> **GIVEN DATA**
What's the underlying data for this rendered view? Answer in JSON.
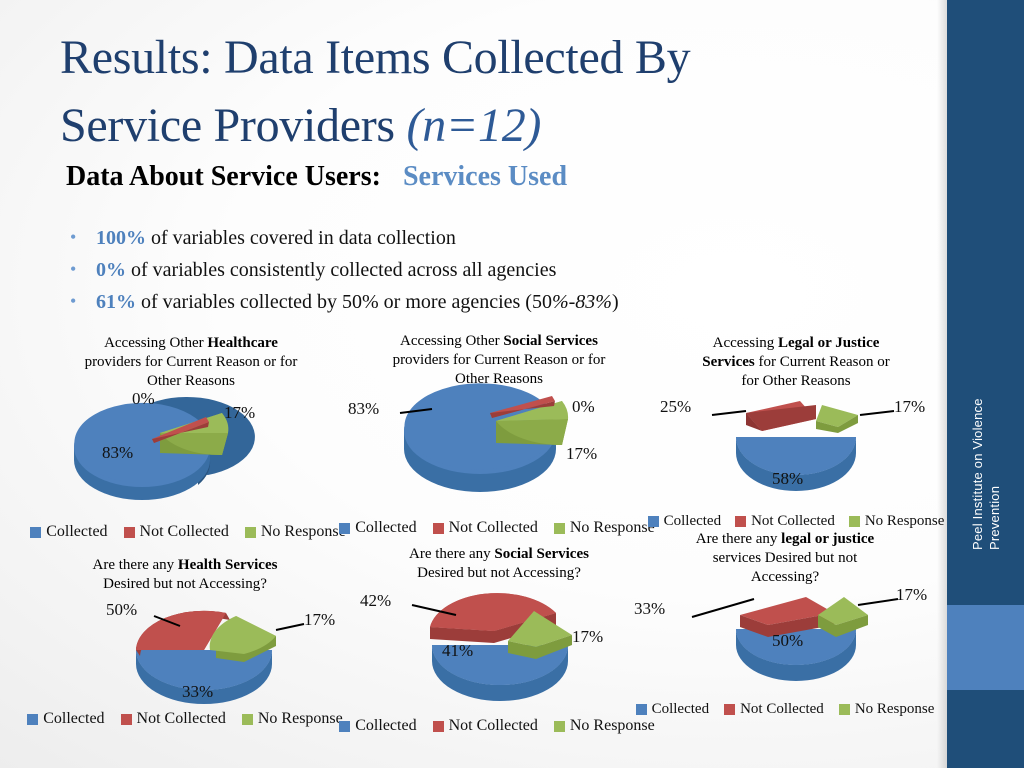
{
  "slide": {
    "title_line1": "Results: Data Items Collected By",
    "title_line2_plain": "Service Providers ",
    "title_line2_italic": "(n=12)",
    "subtitle_main": "Data About Service Users:",
    "subtitle_accent": "Services Used",
    "sidebar_label": "Peel Institute on Violence Prevention",
    "colors": {
      "title": "#1F3F6E",
      "accent": "#5B8CC4",
      "sidebar_dark": "#1F4E79",
      "sidebar_light": "#4E81BD",
      "series_collected": "#4E81BD",
      "series_not_collected": "#C0504D",
      "series_no_response": "#9BBB59"
    }
  },
  "bullets": [
    {
      "pct": "100%",
      "text": " of variables covered in data collection",
      "range": ""
    },
    {
      "pct": "0%",
      "text": " of variables consistently collected across all agencies",
      "range": ""
    },
    {
      "pct": "61%",
      "text": " of variables collected by 50% or more agencies (50",
      "range": "%-83%",
      "tail": ")"
    }
  ],
  "legend": {
    "collected": "Collected",
    "not_collected": "Not Collected",
    "no_response": "No Response"
  },
  "chart_data": [
    {
      "id": "healthcare-access",
      "type": "pie",
      "title_parts": [
        "Accessing Other ",
        "Healthcare",
        " providers for Current Reason or for Other Reasons"
      ],
      "title_plain": "Accessing Other Healthcare providers for Current Reason or for Other Reasons",
      "categories": [
        "Collected",
        "Not Collected",
        "No Response"
      ],
      "values": [
        83,
        0,
        17
      ],
      "labels": [
        "83%",
        "0%",
        "17%"
      ],
      "legend_position": "bottom"
    },
    {
      "id": "social-services-access",
      "type": "pie",
      "title_parts": [
        "Accessing Other ",
        "Social Services",
        " providers for Current Reason or for Other Reasons"
      ],
      "title_plain": "Accessing Other Social Services providers for Current Reason or for Other Reasons",
      "categories": [
        "Collected",
        "Not Collected",
        "No Response"
      ],
      "values": [
        83,
        0,
        17
      ],
      "labels": [
        "83%",
        "0%",
        "17%"
      ],
      "legend_position": "bottom"
    },
    {
      "id": "legal-justice-access",
      "type": "pie",
      "title_parts": [
        "Accessing ",
        "Legal or Justice Services",
        " for Current Reason or for Other Reasons"
      ],
      "title_plain": "Accessing Legal or Justice Services for Current Reason or for Other Reasons",
      "categories": [
        "Collected",
        "Not Collected",
        "No Response"
      ],
      "values": [
        58,
        25,
        17
      ],
      "labels": [
        "58%",
        "25%",
        "17%"
      ],
      "legend_position": "bottom"
    },
    {
      "id": "health-services-desired",
      "type": "pie",
      "title_parts": [
        "Are there any ",
        "Health Services",
        " Desired but not Accessing?"
      ],
      "title_plain": "Are there any Health Services Desired but not Accessing?",
      "categories": [
        "Collected",
        "Not Collected",
        "No Response"
      ],
      "values": [
        33,
        50,
        17
      ],
      "labels": [
        "33%",
        "50%",
        "17%"
      ],
      "legend_position": "bottom"
    },
    {
      "id": "social-services-desired",
      "type": "pie",
      "title_parts": [
        "Are there any ",
        "Social Services",
        " Desired but not Accessing?"
      ],
      "title_plain": "Are there any Social Services Desired but not Accessing?",
      "categories": [
        "Collected",
        "Not Collected",
        "No Response"
      ],
      "values": [
        41,
        42,
        17
      ],
      "labels": [
        "41%",
        "42%",
        "17%"
      ],
      "legend_position": "bottom"
    },
    {
      "id": "legal-justice-desired",
      "type": "pie",
      "title_parts": [
        "Are there any  ",
        "legal or justice",
        " services Desired but not Accessing?"
      ],
      "title_plain": "Are there any legal or justice services Desired but not Accessing?",
      "categories": [
        "Collected",
        "Not Collected",
        "No Response"
      ],
      "values": [
        50,
        33,
        17
      ],
      "labels": [
        "50%",
        "33%",
        "17%"
      ],
      "legend_position": "bottom"
    }
  ],
  "charts": {
    "c1": {
      "t1": "Accessing Other ",
      "t2": "Healthcare",
      "t3": "providers for Current Reason or for",
      "t4": "Other Reasons",
      "lab_blue": "83%",
      "lab_red": "0%",
      "lab_green": "17%"
    },
    "c2": {
      "t1": "Accessing Other ",
      "t2": "Social Services",
      "t3": "providers for Current Reason or for",
      "t4": "Other Reasons",
      "lab_blue": "83%",
      "lab_red": "0%",
      "lab_green": "17%"
    },
    "c3": {
      "t1": "Accessing ",
      "t2": "Legal or Justice",
      "t2b": "Services",
      "t3": " for Current Reason or",
      "t4": "for Other Reasons",
      "lab_blue": "58%",
      "lab_red": "25%",
      "lab_green": "17%"
    },
    "c4": {
      "t1": "Are there any ",
      "t2": "Health Services",
      "t3": "Desired but not Accessing?",
      "lab_blue": "33%",
      "lab_red": "50%",
      "lab_green": "17%"
    },
    "c5": {
      "t1": "Are there any ",
      "t2": "Social Services",
      "t3": "Desired but not Accessing?",
      "lab_blue": "41%",
      "lab_red": "42%",
      "lab_green": "17%"
    },
    "c6": {
      "t1": "Are there any  ",
      "t2": "legal or justice",
      "t3": "services Desired but not",
      "t4": "Accessing?",
      "lab_blue": "50%",
      "lab_red": "33%",
      "lab_green": "17%"
    }
  }
}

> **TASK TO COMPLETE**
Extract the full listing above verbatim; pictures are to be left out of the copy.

> **EXERCISE ANSWER**
What's the underlying data for this rendered view? Answer in JSON.
{
  "slide": {
    "title_line1": "Results: Data Items Collected By",
    "title_line2_plain": "Service Providers ",
    "title_line2_italic": "(n=12)",
    "subtitle_main": "Data About Service Users:",
    "subtitle_accent": "Services Used",
    "sidebar_label": "Peel Institute on Violence Prevention",
    "colors": {
      "title": "#1F3F6E",
      "accent": "#5B8CC4",
      "sidebar_dark": "#1F4E79",
      "sidebar_light": "#4E81BD",
      "series_collected": "#4E81BD",
      "series_not_collected": "#C0504D",
      "series_no_response": "#9BBB59"
    }
  },
  "bullets": [
    {
      "pct": "100%",
      "text": " of variables covered in data collection",
      "range": ""
    },
    {
      "pct": "0%",
      "text": " of variables consistently collected across all agencies",
      "range": ""
    },
    {
      "pct": "61%",
      "text": " of variables collected by 50% or more agencies (50",
      "range": "%-83%",
      "tail": ")"
    }
  ],
  "legend": {
    "collected": "Collected",
    "not_collected": "Not Collected",
    "no_response": "No Response"
  },
  "chart_data": [
    {
      "id": "healthcare-access",
      "type": "pie",
      "title_parts": [
        "Accessing Other ",
        "Healthcare",
        " providers for Current Reason or for Other Reasons"
      ],
      "title_plain": "Accessing Other Healthcare providers for Current Reason or for Other Reasons",
      "categories": [
        "Collected",
        "Not Collected",
        "No Response"
      ],
      "values": [
        83,
        0,
        17
      ],
      "labels": [
        "83%",
        "0%",
        "17%"
      ],
      "legend_position": "bottom"
    },
    {
      "id": "social-services-access",
      "type": "pie",
      "title_parts": [
        "Accessing Other ",
        "Social Services",
        " providers for Current Reason or for Other Reasons"
      ],
      "title_plain": "Accessing Other Social Services providers for Current Reason or for Other Reasons",
      "categories": [
        "Collected",
        "Not Collected",
        "No Response"
      ],
      "values": [
        83,
        0,
        17
      ],
      "labels": [
        "83%",
        "0%",
        "17%"
      ],
      "legend_position": "bottom"
    },
    {
      "id": "legal-justice-access",
      "type": "pie",
      "title_parts": [
        "Accessing ",
        "Legal or Justice Services",
        " for Current Reason or for Other Reasons"
      ],
      "title_plain": "Accessing Legal or Justice Services for Current Reason or for Other Reasons",
      "categories": [
        "Collected",
        "Not Collected",
        "No Response"
      ],
      "values": [
        58,
        25,
        17
      ],
      "labels": [
        "58%",
        "25%",
        "17%"
      ],
      "legend_position": "bottom"
    },
    {
      "id": "health-services-desired",
      "type": "pie",
      "title_parts": [
        "Are there any ",
        "Health Services",
        " Desired but not Accessing?"
      ],
      "title_plain": "Are there any Health Services Desired but not Accessing?",
      "categories": [
        "Collected",
        "Not Collected",
        "No Response"
      ],
      "values": [
        33,
        50,
        17
      ],
      "labels": [
        "33%",
        "50%",
        "17%"
      ],
      "legend_position": "bottom"
    },
    {
      "id": "social-services-desired",
      "type": "pie",
      "title_parts": [
        "Are there any ",
        "Social Services",
        " Desired but not Accessing?"
      ],
      "title_plain": "Are there any Social Services Desired but not Accessing?",
      "categories": [
        "Collected",
        "Not Collected",
        "No Response"
      ],
      "values": [
        41,
        42,
        17
      ],
      "labels": [
        "41%",
        "42%",
        "17%"
      ],
      "legend_position": "bottom"
    },
    {
      "id": "legal-justice-desired",
      "type": "pie",
      "title_parts": [
        "Are there any  ",
        "legal or justice",
        " services Desired but not Accessing?"
      ],
      "title_plain": "Are there any legal or justice services Desired but not Accessing?",
      "categories": [
        "Collected",
        "Not Collected",
        "No Response"
      ],
      "values": [
        50,
        33,
        17
      ],
      "labels": [
        "50%",
        "33%",
        "17%"
      ],
      "legend_position": "bottom"
    }
  ],
  "charts": {
    "c1": {
      "t1": "Accessing Other ",
      "t2": "Healthcare",
      "t3": "providers for Current Reason or for",
      "t4": "Other Reasons",
      "lab_blue": "83%",
      "lab_red": "0%",
      "lab_green": "17%"
    },
    "c2": {
      "t1": "Accessing Other ",
      "t2": "Social Services",
      "t3": "providers for Current Reason or for",
      "t4": "Other Reasons",
      "lab_blue": "83%",
      "lab_red": "0%",
      "lab_green": "17%"
    },
    "c3": {
      "t1": "Accessing ",
      "t2": "Legal or Justice",
      "t2b": "Services",
      "t3": " for Current Reason or",
      "t4": "for Other Reasons",
      "lab_blue": "58%",
      "lab_red": "25%",
      "lab_green": "17%"
    },
    "c4": {
      "t1": "Are there any ",
      "t2": "Health Services",
      "t3": "Desired but not Accessing?",
      "lab_blue": "33%",
      "lab_red": "50%",
      "lab_green": "17%"
    },
    "c5": {
      "t1": "Are there any ",
      "t2": "Social Services",
      "t3": "Desired but not Accessing?",
      "lab_blue": "41%",
      "lab_red": "42%",
      "lab_green": "17%"
    },
    "c6": {
      "t1": "Are there any  ",
      "t2": "legal or justice",
      "t3": "services Desired but not",
      "t4": "Accessing?",
      "lab_blue": "50%",
      "lab_red": "33%",
      "lab_green": "17%"
    }
  }
}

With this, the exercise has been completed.